A lot changed during the "Fitness Boom" that took place in the 1970s and '80s. Seemingly overnight, you couldn't turn on the TV or open a magazine without seeing somebody exercising. Thousands of health clubs opened across the country and exercise classes required reservations in advance. The field of exercise science gained prominence, and research showed again and again the many benefits to be gained through a healthy, active lifestyle.
Nowadays, physical fitness is seen in a very positive light, and people by the millions have incorporated regular exercise into their daily routines. Firefighters, because of the heavy physical demands of their work, are no exception.
Unfortunately, whenever people get enthusiastic about something, there are those who want to overdo it, and there are companies that will try to make a profit off these desires by selling products that make incredible promises. Such is the case with millions of "dietary supplements" available in stores, catalogs, and health clubs. The bottom line is that while many people buy these products, few of them have any real value.
There is no question that a complete, balanced diet is absolutely critical to health, physical fitness and athletic performance. But Americans are fortunate to live where food is plentiful and nutrients abound. By simply eating a regular balanced diet that encompasses a wide variety of foods, all of your body's nutrient requirements can be met easily. Even the firefighter who undergoes rigorous physical training does not require anything beyond a balanced diet to supply all the nutrients his or her body needs. In fact, in this country, true "nutrient deficiencies" are exceedingly rare; to the contrary, over-consumption (nutrient overkill) is very common.
Some people who follow a regular exercise program adopt the philosophy that "if some is good, more will be even better." Hence, they exercise too vigorously or too often, or try to push themselves too far in an attempt to rush their bodies toward their personal goal. This is called "over-training," and it is counterproductive. Many would rather believe in overnight results than in the dedication and discipline of a regular, long-term training program.
Along the same lines, millions of dollars are spent every year on dietary supplements, mega-dose vitamins, obscure minerals and other products because people believe these supplements will "fill in the cracks" of their diet or will give them an extra advantage toward gaining strength, muscle mass, stamina or peace of mind. Popular examples are protein powders, sports drinks, amino acids and herbs but there are many, many others.

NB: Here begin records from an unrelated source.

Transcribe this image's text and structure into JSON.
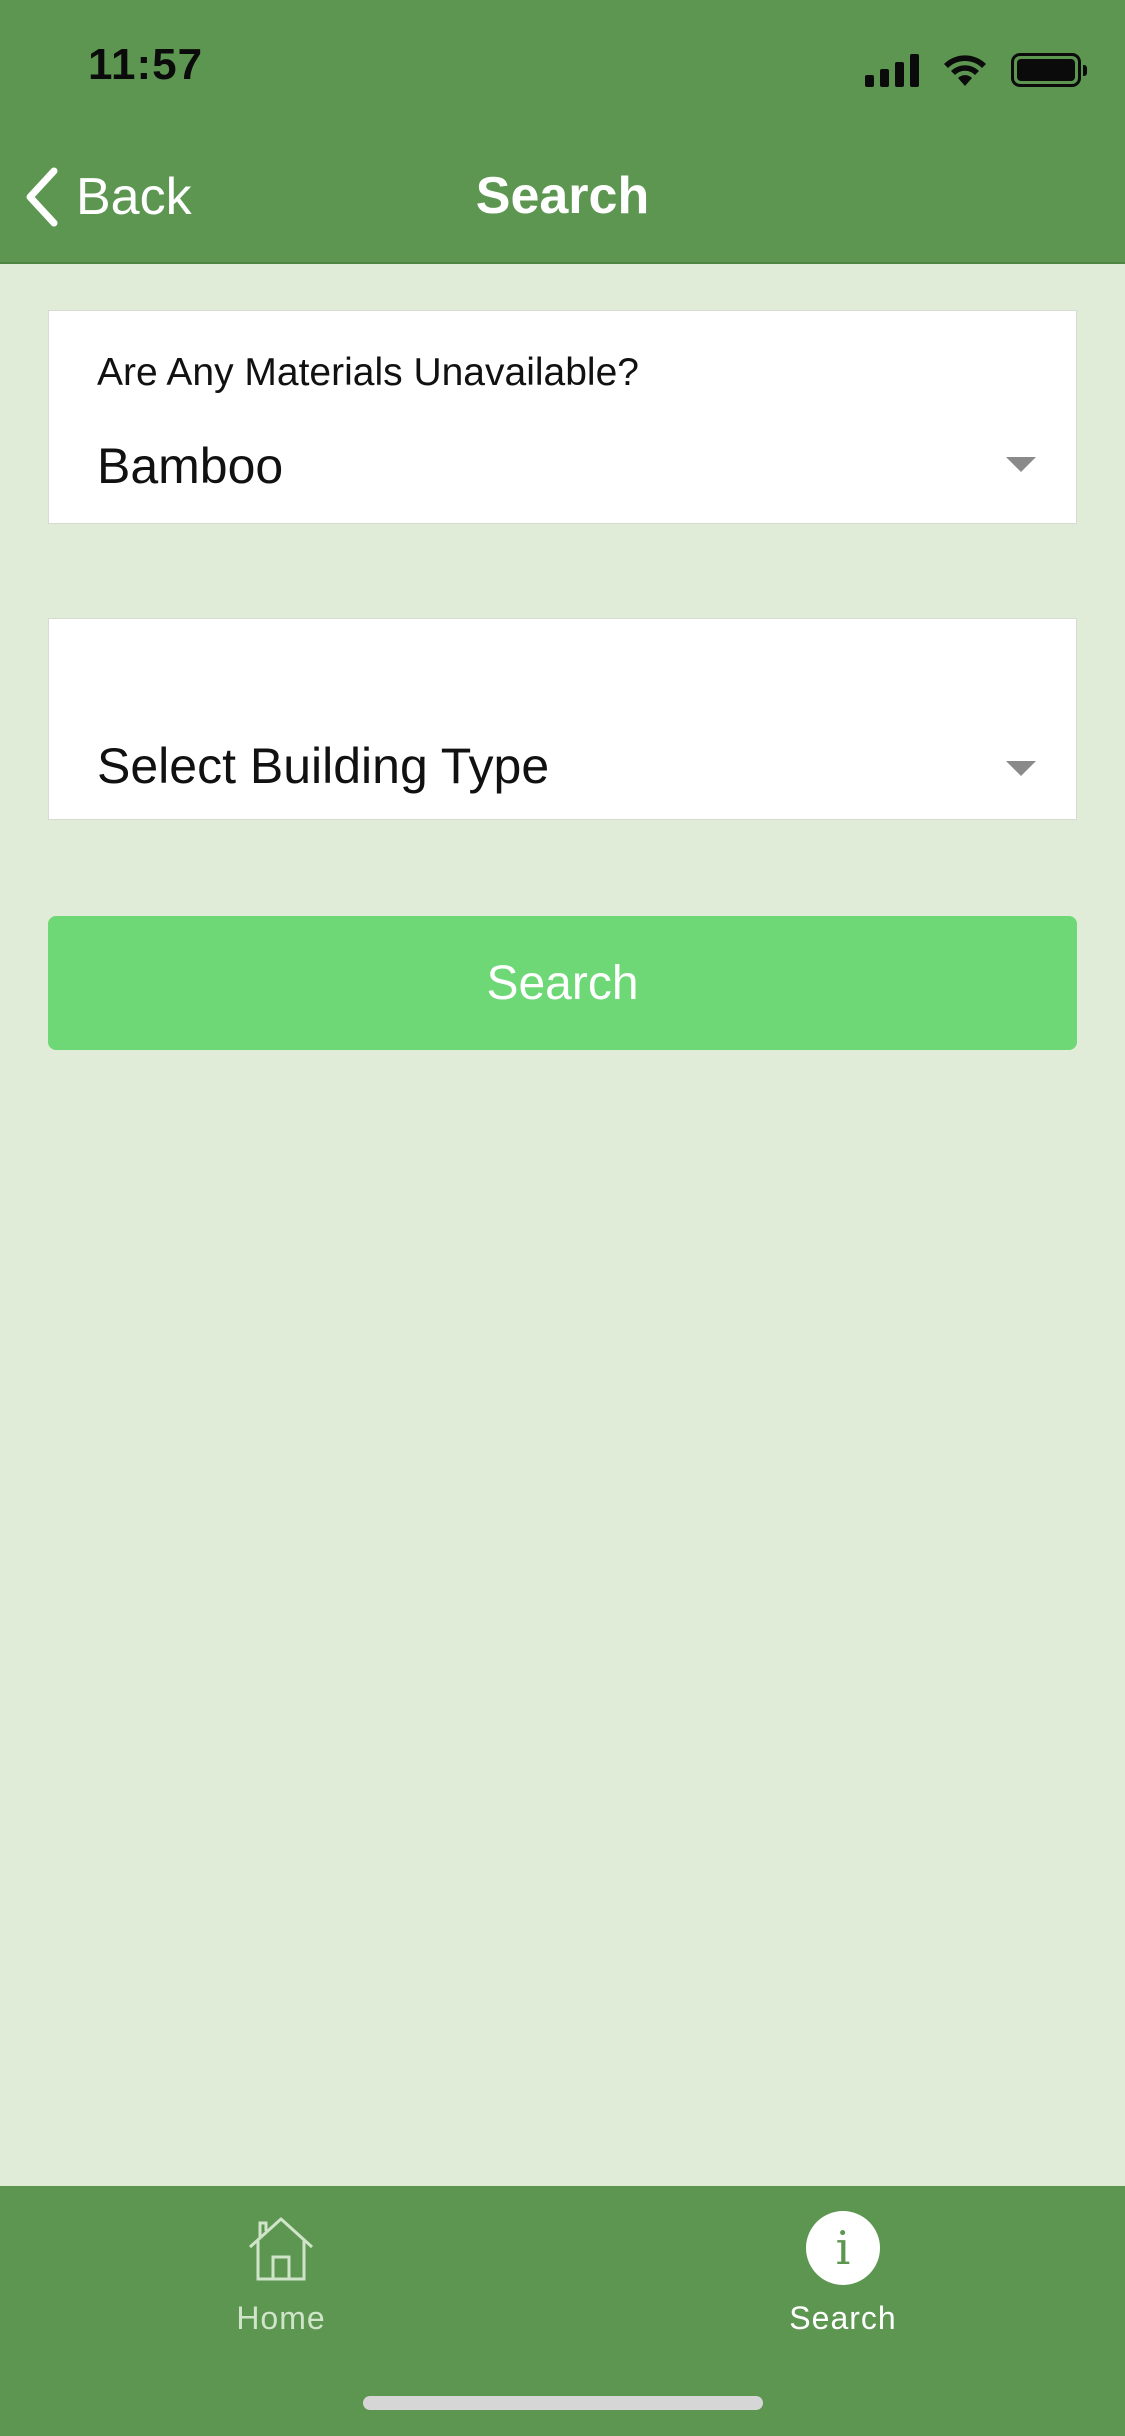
{
  "status_bar": {
    "time": "11:57",
    "icons": [
      "signal-icon",
      "wifi-icon",
      "battery-icon"
    ]
  },
  "nav": {
    "back_label": "Back",
    "back_icon": "chevron-left-icon",
    "title": "Search"
  },
  "materials_field": {
    "label": "Are Any Materials Unavailable?",
    "value": "Bamboo",
    "icon": "chevron-down-icon"
  },
  "building_field": {
    "label": "",
    "value": "Select Building Type",
    "icon": "chevron-down-icon"
  },
  "search_button": {
    "label": "Search"
  },
  "tab_bar": {
    "items": [
      {
        "label": "Home",
        "icon": "home-icon",
        "active": false
      },
      {
        "label": "Search",
        "icon": "info-icon",
        "icon_glyph": "i",
        "active": true
      }
    ]
  },
  "colors": {
    "header": "#5d9651",
    "background": "#e0ecd7",
    "button": "#6dd875",
    "card": "#ffffff"
  }
}
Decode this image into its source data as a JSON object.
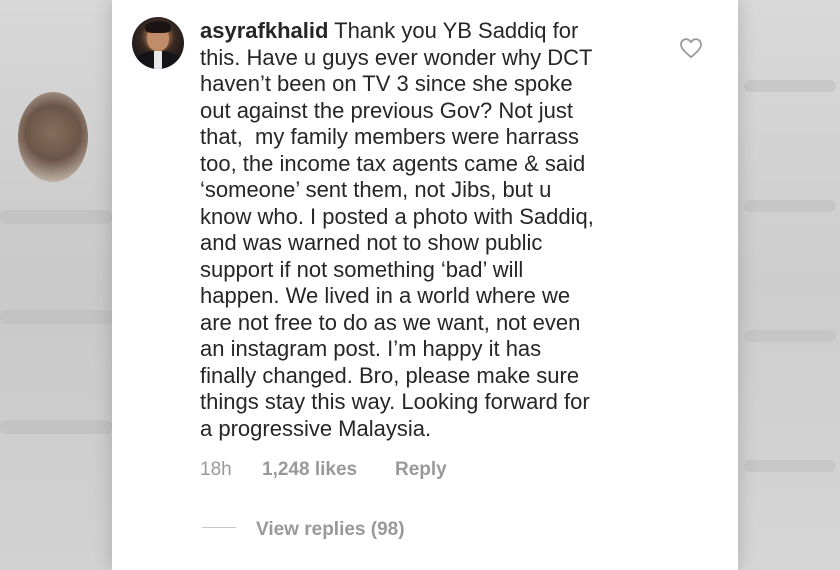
{
  "comment": {
    "username": "asyrafkhalid",
    "lines": [
      "Thank you YB Saddiq for",
      "this. Have u guys ever wonder why DCT",
      "haven’t been on TV 3 since she spoke",
      "out against the previous Gov? Not just",
      "that,  my family members were harrass",
      "too, the income tax agents came & said",
      "‘someone’ sent them, not Jibs, but u",
      "know who. I posted a photo with Saddiq,",
      "and was warned not to show public",
      "support if not something ‘bad’ will",
      "happen. We lived in a world where we",
      "are not free to do as we want, not even",
      "an instagram post. I’m happy it has",
      "finally changed. Bro, please make sure",
      "things stay this way. Looking forward for",
      "a progressive Malaysia."
    ],
    "time": "18h",
    "likes": "1,248 likes",
    "reply_label": "Reply",
    "view_replies_label": "View replies (98)"
  },
  "icons": {
    "avatar": "user-avatar",
    "like": "heart-outline-icon"
  },
  "colors": {
    "text": "#262626",
    "muted": "#999999",
    "panel": "#ffffff"
  }
}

Perhaps these people believe the more nutrients they cram into it, the more nutrients the body will use. But this is not the case. The human body extracts from the diet just enough to meet its needs but is unable to use any more. Any excess nutrients, in amounts over and above the body's requirements, are stored as fat or are left behind in the bathroom.
Most dietitians shake their heads when they see people rushing to buy the latest "hot" dietary supplement or magic pill. A Registered Dietitian (or R.D.), after all, has earned an academic degree that requires a license to practice. On the other hand, almost anyone can declare himself or herself to be a "nutritionist," a title which carries no certification, standards or assurance of scientific knowledge.